Image: Sophie Rose, used with permission of the Zoological Society of London Library.

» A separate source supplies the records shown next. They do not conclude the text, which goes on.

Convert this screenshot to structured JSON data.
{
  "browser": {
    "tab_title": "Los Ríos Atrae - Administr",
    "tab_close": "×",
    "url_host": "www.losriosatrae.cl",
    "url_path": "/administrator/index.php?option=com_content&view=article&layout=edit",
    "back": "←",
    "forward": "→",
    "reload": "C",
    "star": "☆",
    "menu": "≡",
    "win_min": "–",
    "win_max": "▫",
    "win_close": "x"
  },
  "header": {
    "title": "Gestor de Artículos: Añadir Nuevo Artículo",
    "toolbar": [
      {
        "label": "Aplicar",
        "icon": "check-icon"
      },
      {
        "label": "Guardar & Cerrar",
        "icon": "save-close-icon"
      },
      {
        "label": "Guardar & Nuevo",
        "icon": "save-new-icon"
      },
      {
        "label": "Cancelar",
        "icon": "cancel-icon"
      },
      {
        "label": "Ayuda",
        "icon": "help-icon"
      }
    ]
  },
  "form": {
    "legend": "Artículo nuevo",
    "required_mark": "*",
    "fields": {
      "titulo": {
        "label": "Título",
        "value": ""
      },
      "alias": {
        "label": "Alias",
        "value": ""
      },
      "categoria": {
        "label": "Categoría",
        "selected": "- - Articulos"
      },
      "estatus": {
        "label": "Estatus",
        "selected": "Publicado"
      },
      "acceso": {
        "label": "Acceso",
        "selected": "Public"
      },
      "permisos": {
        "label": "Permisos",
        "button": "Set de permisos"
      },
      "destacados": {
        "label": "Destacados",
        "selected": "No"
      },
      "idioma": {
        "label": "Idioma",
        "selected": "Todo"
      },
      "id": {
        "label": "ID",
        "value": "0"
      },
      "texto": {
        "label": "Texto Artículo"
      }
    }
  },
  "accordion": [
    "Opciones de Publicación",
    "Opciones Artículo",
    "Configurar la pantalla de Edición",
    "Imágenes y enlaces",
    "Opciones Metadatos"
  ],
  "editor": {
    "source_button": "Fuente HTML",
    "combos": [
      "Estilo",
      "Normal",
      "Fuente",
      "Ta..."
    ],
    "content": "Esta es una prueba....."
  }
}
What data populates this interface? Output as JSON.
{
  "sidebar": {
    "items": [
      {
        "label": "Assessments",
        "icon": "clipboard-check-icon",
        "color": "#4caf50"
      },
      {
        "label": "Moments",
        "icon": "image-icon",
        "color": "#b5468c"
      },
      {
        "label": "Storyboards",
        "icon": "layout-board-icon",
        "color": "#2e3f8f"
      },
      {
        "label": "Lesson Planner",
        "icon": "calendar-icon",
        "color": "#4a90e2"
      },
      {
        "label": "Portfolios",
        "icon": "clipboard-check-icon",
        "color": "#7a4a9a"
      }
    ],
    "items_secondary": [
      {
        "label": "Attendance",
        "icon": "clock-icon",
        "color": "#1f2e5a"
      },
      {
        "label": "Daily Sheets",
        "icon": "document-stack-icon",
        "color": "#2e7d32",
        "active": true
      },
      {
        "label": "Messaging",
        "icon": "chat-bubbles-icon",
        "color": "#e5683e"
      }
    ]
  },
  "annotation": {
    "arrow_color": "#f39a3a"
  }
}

Note: the appearance of the byline on this post is auto-generated, indicating that it was posted by Anne Welsh. Sophie Rose is the sole author of this piece.